Scottish Parliament mulls monument for Polish WWII general
PR dla Zagranicy
A campaign was inaugurated at the Scottish Parliament on Thursday for a monument to one of the most distinguished Polish soldiers of the Second World War, General Stanisław Maczek.
The Scottish Parliament, Edinburgh. Photo: wikicommons/Klaus K.
The general, who led Polish troops under Allied Command during the liberation of France, settled in Edinburgh after the war, while a Moscow-backed Soviet regime was installed in his homeland.
"General Maczek was an exceptional man who lived an extraordinary life, but he was never really recognised here when he was alive," commented MSP Jean Urquhart, who held a reception at the Scottish Parliament on Thursday evening, as cited by The Herald newspaper.
In straitened circumstances after the war, the general was compelled to take up work as a barman at an Edinburgh hotel, ultimately dying in 1994 at the grand age of 104.
However, his legacy captured the imagination of Scottish peer Lord Fraser of Carmyllie, who set the monument initiative in motion before his death in 2013.
The campaign has gained renewed momentum through the peer's daughter, Katie Fraser, supported by figures including 92-year-old veteran Captain Zbigniew Mieczkowski.
The Polish Ex-Combatant's Association has pledged GBP 5,000 towards the initiative, with the ultimate goal set at GBP 100,000.
Maczek, as commander of 1st Polish Armoured Division, and later of the I Polish Army Corps, helped win decisive Allied victories during Operation Overlord, the 1944 Battle for Normandy, and his troops liberated numerous towns in the lead-up to Germany's capitulation.
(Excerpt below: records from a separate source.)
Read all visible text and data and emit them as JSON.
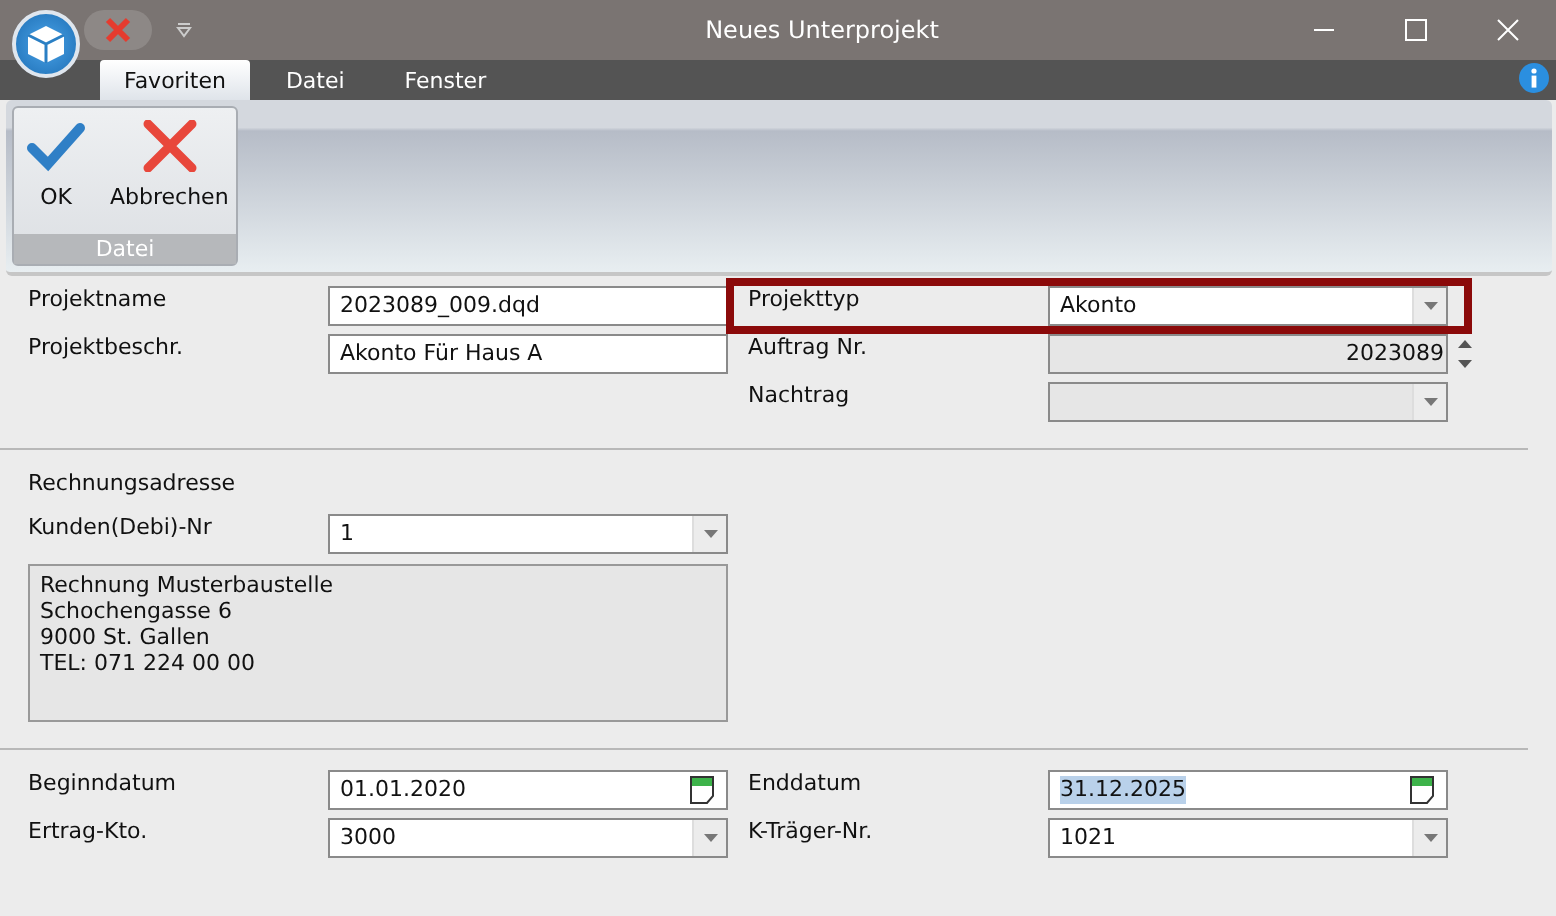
{
  "window": {
    "title": "Neues Unterprojekt"
  },
  "tabs": [
    {
      "label": "Favoriten",
      "selected": true
    },
    {
      "label": "Datei",
      "selected": false
    },
    {
      "label": "Fenster",
      "selected": false
    }
  ],
  "ribbon": {
    "group": "Datei",
    "buttons": [
      {
        "label": "OK",
        "kind": "ok"
      },
      {
        "label": "Abbrechen",
        "kind": "cancel"
      }
    ]
  },
  "project": {
    "left": [
      {
        "label": "Projektname",
        "kind": "text",
        "value": "2023089_009.dqd",
        "disabled": false,
        "highlighted": false
      },
      {
        "label": "Projektbeschr.",
        "kind": "text",
        "value": "Akonto Für Haus A",
        "disabled": false,
        "highlighted": false
      }
    ],
    "right": [
      {
        "label": "Projekttyp",
        "kind": "combo",
        "value": "Akonto",
        "disabled": false,
        "highlighted": true
      },
      {
        "label": "Auftrag Nr.",
        "kind": "spin",
        "value": "2023089",
        "disabled": true,
        "highlighted": false
      },
      {
        "label": "Nachtrag",
        "kind": "combo",
        "disabled": true,
        "highlighted": false
      }
    ]
  },
  "billing": {
    "title": "Rechnungsadresse",
    "customer": {
      "label": "Kunden(Debi)-Nr",
      "kind": "combo",
      "value": "1",
      "disabled": false
    },
    "address": [
      "Rechnung Musterbaustelle",
      "Schochengasse 6",
      "9000 St. Gallen",
      "TEL: 071 224 00 00"
    ]
  },
  "dates": {
    "left": [
      {
        "label": "Beginndatum",
        "kind": "date",
        "value": "01.01.2020",
        "disabled": false,
        "text_selected": false
      },
      {
        "label": "Ertrag-Kto.",
        "kind": "combo",
        "value": "3000",
        "disabled": false,
        "text_selected": false
      }
    ],
    "right": [
      {
        "label": "Enddatum",
        "kind": "date",
        "value": "31.12.2025",
        "disabled": false,
        "text_selected": true
      },
      {
        "label": "K-Träger-Nr.",
        "kind": "combo",
        "value": "1021",
        "disabled": false,
        "text_selected": false
      }
    ]
  }
}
He ultimately became commanding officer of all Polish forces in the United Kingdom until their demobilization in 1947. (nh)
Source: The Herald